### Source data
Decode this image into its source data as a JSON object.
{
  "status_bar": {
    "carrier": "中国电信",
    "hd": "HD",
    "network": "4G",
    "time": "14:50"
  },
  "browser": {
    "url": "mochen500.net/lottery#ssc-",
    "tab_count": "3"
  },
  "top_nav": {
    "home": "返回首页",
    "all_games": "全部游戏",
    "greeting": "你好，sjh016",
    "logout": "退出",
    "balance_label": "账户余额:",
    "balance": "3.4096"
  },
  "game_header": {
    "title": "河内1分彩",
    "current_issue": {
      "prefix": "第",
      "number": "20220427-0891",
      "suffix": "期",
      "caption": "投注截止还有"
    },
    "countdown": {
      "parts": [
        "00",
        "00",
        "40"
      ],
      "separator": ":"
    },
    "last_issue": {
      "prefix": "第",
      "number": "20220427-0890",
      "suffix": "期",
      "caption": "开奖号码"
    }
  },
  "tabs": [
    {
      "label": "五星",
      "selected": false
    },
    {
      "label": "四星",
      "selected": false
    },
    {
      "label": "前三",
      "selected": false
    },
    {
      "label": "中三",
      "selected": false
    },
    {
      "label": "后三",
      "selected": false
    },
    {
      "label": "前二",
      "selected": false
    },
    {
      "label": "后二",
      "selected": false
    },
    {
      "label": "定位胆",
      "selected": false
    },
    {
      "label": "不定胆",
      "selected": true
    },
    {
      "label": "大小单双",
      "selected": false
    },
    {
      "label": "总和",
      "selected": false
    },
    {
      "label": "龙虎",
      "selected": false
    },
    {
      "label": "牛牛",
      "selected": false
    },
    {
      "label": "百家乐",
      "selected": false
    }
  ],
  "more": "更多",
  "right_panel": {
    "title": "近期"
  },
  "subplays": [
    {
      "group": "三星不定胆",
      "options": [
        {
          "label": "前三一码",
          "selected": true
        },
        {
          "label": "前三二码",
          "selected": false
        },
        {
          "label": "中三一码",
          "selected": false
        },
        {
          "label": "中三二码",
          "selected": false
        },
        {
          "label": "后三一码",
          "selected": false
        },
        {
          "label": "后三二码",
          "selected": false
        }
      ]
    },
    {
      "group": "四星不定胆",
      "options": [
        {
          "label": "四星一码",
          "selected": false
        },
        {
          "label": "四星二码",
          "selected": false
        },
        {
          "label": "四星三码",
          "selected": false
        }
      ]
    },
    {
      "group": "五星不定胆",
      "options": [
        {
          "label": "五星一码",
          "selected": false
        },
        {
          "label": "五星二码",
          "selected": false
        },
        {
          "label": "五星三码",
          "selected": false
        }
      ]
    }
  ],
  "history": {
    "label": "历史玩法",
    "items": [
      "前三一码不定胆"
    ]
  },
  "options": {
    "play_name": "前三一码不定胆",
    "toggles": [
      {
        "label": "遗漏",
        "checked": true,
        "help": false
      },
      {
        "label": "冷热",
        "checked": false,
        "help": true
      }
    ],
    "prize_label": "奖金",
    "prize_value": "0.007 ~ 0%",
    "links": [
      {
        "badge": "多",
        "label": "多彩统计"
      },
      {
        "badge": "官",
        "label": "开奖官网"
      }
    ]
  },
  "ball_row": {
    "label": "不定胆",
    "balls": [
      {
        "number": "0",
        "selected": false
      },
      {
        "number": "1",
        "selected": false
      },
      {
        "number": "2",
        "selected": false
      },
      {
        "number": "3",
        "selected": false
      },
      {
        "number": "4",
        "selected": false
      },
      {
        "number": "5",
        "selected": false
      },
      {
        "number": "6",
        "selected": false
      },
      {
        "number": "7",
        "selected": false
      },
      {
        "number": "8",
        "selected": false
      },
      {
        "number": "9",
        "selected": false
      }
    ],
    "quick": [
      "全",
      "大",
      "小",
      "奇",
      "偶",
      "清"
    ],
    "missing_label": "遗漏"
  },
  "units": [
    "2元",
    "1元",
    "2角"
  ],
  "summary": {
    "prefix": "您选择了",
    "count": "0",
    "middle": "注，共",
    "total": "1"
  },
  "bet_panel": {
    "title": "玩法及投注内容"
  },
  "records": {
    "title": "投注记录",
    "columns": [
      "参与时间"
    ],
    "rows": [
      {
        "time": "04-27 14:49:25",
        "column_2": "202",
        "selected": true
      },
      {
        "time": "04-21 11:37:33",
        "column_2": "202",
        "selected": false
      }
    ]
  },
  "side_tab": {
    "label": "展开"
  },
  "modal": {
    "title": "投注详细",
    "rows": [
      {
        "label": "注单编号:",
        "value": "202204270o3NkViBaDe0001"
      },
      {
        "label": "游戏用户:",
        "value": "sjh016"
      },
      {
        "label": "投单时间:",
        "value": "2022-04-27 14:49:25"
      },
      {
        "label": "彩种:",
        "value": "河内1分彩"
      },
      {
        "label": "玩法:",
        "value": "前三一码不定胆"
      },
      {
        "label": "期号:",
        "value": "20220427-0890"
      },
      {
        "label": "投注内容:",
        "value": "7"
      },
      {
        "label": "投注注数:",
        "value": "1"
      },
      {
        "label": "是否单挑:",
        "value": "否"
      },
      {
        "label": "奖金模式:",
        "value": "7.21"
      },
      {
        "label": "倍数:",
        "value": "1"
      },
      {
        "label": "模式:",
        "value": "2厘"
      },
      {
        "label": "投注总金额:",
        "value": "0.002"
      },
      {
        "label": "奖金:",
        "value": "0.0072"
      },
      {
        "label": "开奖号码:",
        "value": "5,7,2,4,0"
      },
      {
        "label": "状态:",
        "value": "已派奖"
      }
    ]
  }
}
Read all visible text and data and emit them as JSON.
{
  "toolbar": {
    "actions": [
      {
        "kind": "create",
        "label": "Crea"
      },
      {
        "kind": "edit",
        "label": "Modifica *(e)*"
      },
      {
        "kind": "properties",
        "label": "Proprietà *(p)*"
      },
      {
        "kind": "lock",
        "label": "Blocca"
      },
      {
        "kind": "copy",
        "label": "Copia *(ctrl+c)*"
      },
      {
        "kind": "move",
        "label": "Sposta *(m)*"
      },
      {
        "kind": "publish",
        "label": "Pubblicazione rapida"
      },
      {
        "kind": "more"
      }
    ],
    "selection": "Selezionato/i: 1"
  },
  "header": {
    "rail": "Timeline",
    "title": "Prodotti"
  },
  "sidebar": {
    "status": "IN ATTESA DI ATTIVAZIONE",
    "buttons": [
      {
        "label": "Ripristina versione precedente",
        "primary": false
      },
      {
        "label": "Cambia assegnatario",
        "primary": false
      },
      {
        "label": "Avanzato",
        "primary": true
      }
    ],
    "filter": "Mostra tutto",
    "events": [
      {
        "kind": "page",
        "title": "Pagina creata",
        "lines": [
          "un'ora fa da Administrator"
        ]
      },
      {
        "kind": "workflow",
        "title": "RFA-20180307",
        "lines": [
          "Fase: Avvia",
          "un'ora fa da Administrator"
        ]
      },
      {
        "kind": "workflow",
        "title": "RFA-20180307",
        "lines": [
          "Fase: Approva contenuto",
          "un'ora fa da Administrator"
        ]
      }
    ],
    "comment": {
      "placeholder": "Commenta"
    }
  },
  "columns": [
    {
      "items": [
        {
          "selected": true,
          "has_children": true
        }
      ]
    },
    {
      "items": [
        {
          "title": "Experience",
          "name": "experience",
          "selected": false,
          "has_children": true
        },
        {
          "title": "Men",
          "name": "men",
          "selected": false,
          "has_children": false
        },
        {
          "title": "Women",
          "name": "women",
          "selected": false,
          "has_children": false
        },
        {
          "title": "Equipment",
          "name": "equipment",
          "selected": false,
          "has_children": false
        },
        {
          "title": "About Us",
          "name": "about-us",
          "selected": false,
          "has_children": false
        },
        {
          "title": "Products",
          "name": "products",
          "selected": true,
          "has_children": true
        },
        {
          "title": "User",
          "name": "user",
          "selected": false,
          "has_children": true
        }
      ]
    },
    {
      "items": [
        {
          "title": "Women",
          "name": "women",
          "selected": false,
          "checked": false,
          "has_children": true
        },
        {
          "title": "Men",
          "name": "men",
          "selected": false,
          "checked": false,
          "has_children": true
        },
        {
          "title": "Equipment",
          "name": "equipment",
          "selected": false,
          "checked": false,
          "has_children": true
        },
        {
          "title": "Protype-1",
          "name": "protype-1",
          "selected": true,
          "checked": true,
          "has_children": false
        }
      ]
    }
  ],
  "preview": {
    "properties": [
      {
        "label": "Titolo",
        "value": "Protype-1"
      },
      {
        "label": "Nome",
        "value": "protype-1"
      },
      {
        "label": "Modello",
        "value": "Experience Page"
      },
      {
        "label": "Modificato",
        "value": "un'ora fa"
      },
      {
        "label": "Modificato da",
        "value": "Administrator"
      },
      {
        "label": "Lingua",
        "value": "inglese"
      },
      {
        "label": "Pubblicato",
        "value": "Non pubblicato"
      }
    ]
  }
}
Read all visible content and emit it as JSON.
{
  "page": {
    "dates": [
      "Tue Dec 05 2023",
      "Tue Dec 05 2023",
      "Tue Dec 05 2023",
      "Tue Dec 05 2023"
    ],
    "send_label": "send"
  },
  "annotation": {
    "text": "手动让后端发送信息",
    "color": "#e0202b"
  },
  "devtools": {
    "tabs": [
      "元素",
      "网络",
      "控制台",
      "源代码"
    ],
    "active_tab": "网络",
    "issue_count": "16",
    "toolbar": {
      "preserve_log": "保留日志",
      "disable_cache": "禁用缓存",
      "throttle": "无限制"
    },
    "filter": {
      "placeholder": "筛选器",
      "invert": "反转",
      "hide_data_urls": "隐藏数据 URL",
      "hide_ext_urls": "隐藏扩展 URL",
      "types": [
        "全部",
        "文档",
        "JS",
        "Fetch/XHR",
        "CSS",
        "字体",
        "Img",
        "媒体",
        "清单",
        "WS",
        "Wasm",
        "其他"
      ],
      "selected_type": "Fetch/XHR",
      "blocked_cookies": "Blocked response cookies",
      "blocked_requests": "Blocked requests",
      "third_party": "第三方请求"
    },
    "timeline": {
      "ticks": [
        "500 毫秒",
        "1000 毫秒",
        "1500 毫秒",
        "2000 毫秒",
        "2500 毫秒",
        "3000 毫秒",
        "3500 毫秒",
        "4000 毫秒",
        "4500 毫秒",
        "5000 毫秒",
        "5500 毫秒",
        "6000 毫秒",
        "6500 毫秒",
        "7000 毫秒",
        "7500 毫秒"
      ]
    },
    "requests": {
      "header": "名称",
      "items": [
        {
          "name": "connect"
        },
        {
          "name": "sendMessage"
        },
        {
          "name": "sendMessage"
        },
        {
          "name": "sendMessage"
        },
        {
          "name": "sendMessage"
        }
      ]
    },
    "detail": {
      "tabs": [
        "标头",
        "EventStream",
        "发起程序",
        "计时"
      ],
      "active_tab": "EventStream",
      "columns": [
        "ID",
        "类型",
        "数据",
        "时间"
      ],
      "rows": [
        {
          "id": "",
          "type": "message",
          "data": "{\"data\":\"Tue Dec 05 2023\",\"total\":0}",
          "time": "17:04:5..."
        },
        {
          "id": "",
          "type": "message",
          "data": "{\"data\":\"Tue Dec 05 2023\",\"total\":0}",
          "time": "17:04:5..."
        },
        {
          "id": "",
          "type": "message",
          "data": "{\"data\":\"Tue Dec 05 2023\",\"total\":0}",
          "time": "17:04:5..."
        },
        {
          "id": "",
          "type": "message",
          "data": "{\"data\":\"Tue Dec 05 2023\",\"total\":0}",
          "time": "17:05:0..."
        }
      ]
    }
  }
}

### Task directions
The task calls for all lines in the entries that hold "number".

### Written solution
      "number": "20220427-0891",
      "number": "20220427-0890",
        "number": "0",
        "number": "1",
        "number": "2",
        "number": "3",
        "number": "4",
        "number": "5",
        "number": "6",
        "number": "7",
        "number": "8",
        "number": "9",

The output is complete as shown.